EXERCISE MATERIAL
....................

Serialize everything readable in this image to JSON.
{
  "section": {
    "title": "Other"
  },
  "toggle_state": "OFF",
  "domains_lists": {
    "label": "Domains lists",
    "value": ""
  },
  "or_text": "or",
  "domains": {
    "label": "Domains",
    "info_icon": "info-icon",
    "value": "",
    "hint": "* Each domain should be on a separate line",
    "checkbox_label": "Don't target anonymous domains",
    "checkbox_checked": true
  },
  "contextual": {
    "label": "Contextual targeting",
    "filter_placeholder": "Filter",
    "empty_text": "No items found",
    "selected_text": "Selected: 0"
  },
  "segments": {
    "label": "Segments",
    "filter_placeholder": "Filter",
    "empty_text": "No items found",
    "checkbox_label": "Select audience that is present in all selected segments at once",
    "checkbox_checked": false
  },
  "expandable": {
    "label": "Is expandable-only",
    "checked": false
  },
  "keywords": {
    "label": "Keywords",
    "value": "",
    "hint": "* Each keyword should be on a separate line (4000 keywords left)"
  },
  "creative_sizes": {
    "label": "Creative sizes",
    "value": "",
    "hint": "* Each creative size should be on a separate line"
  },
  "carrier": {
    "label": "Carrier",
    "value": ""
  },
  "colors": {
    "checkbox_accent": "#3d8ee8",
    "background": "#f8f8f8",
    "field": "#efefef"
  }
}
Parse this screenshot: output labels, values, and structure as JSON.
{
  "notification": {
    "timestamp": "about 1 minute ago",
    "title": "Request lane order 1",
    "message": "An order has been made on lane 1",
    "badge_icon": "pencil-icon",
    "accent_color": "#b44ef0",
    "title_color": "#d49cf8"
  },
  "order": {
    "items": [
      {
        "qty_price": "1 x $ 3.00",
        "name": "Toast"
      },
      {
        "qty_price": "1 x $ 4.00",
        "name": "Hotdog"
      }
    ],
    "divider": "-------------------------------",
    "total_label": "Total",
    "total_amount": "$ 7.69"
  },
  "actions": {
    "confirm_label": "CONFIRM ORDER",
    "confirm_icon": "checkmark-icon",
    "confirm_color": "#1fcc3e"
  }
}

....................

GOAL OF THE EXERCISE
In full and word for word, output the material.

TASK RESPONSE
Serialize everything readable in this image to JSON.
{
  "section": {
    "title": "Other"
  },
  "toggle_state": "OFF",
  "domains_lists": {
    "label": "Domains lists",
    "value": ""
  },
  "or_text": "or",
  "domains": {
    "label": "Domains",
    "info_icon": "info-icon",
    "value": "",
    "hint": "* Each domain should be on a separate line",
    "checkbox_label": "Don't target anonymous domains",
    "checkbox_checked": true
  },
  "contextual": {
    "label": "Contextual targeting",
    "filter_placeholder": "Filter",
    "empty_text": "No items found",
    "selected_text": "Selected: 0"
  },
  "segments": {
    "label": "Segments",
    "filter_placeholder": "Filter",
    "empty_text": "No items found",
    "checkbox_label": "Select audience that is present in all selected segments at once",
    "checkbox_checked": false
  },
  "expandable": {
    "label": "Is expandable-only",
    "checked": false
  },
  "keywords": {
    "label": "Keywords",
    "value": "",
    "hint": "* Each keyword should be on a separate line (4000 keywords left)"
  },
  "creative_sizes": {
    "label": "Creative sizes",
    "value": "",
    "hint": "* Each creative size should be on a separate line"
  },
  "carrier": {
    "label": "Carrier",
    "value": ""
  },
  "colors": {
    "checkbox_accent": "#3d8ee8",
    "background": "#f8f8f8",
    "field": "#efefef"
  }
}
Parse this screenshot: output labels, values, and structure as JSON.
{
  "notification": {
    "timestamp": "about 1 minute ago",
    "title": "Request lane order 1",
    "message": "An order has been made on lane 1",
    "badge_icon": "pencil-icon",
    "accent_color": "#b44ef0",
    "title_color": "#d49cf8"
  },
  "order": {
    "items": [
      {
        "qty_price": "1 x $ 3.00",
        "name": "Toast"
      },
      {
        "qty_price": "1 x $ 4.00",
        "name": "Hotdog"
      }
    ],
    "divider": "-------------------------------",
    "total_label": "Total",
    "total_amount": "$ 7.69"
  },
  "actions": {
    "confirm_label": "CONFIRM ORDER",
    "confirm_icon": "checkmark-icon",
    "confirm_color": "#1fcc3e"
  }
}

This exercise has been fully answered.